The US Securities and Exchange Commission is launching its own investigation into the vulnerability in Progress Software’s MOVEit transfer tool that exposed data from more than 2,000 organizations and 60 million individuals.
Tracked as CVE-2023-34362, the flaw was exploited as a zero-day by the notorious Russia-linked Cl0p ransomware group to steal data from organizations using the MOVEit Transfer managed file transfer (MFT) software.
Of the victim organizations, roughly 900 are schools in the United States, impacted indirectly through third-party services provider National Student Clearinghouse, which was using the MOVEit software at the time of the attack.
In its latest Form 10-Q filing with the SEC, Progress Software confirmed the commission has launched its own probe into the incident, in addition to the inquiries launched by data privacy regulators, attorney generals, and a US law enforcement agency.
“On October 2, 2023, Progress received a subpoena from the SEC seeking various documents and information relating to the MOVEit vulnerability,” Progress notes in the filing.
“At this stage, the SEC investigation is a fact-finding inquiry, the investigation does not mean that Progress or anyone else has violated federal securities laws, and the investigation does not mean that the SEC has a negative opinion of any person, entity, or security. Progress intends to cooperate fully with the SEC in its investigation,” the company added.
The filing also reveals that individuals claiming to have been impacted by the MOVEit incident have filed 58 class action lawsuits against Progress, and that 23 customers and other entities sent letters to the company, claiming impact and intent to seek indemnification.
“For the three and nine months ended August 31, 2023, we incurred $1.0 million of costs related to the MOVEit vulnerability. The costs recognized are net of received and expected insurance recoveries of approximately $1.9 million,” the company added.

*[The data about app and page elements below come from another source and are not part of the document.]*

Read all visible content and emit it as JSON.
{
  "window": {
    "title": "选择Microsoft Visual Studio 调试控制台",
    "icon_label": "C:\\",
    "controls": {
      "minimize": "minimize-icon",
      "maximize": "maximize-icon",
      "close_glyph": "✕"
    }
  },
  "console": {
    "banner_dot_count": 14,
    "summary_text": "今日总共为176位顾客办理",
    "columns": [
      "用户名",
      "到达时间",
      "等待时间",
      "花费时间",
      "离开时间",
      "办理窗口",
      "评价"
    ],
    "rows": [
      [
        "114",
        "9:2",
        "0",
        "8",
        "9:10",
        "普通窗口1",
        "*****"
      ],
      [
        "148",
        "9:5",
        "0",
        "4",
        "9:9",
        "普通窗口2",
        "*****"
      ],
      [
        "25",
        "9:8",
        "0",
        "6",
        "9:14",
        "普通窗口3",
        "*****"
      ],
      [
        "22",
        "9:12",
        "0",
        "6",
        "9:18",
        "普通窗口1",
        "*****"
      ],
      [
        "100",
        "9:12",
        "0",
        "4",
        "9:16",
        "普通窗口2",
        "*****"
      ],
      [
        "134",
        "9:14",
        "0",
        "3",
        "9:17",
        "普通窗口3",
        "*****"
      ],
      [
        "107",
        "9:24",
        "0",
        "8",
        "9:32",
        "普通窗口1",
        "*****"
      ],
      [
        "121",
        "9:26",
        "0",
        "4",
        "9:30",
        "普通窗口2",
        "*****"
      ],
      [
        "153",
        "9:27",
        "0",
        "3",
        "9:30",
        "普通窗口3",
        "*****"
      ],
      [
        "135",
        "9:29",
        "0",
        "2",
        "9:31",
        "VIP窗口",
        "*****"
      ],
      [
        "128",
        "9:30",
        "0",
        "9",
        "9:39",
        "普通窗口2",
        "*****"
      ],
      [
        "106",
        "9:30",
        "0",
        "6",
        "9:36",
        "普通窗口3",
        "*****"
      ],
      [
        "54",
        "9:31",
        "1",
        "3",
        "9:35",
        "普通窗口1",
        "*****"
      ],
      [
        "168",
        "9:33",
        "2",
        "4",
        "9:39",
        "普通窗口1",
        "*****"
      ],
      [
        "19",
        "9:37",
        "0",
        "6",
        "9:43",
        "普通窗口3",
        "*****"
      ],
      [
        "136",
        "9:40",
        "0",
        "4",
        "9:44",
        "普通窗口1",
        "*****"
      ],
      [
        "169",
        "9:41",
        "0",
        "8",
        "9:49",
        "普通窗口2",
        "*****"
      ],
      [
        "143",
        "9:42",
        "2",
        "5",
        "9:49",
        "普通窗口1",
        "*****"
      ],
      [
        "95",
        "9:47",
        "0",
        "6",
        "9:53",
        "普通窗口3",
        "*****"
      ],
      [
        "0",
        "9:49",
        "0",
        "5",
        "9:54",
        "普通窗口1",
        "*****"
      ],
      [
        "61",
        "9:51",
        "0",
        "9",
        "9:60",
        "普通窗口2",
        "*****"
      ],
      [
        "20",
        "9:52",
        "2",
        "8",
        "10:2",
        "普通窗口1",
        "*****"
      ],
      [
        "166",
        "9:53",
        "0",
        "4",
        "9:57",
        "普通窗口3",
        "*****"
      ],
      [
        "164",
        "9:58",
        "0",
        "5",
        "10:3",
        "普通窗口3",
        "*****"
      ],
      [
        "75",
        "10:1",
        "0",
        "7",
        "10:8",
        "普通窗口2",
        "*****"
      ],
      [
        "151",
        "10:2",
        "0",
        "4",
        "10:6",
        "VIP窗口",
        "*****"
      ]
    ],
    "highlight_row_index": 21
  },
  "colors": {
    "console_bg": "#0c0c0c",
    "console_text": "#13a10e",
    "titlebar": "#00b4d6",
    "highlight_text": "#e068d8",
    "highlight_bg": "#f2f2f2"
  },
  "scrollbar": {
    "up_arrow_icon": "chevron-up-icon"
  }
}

Progress Software also said governmental inquiries and investigations could result in “adverse judgements, settlements, fines, penalties, or other resolutions, the amount, scope and timing of which could be material, but which we are currently unable to predict”.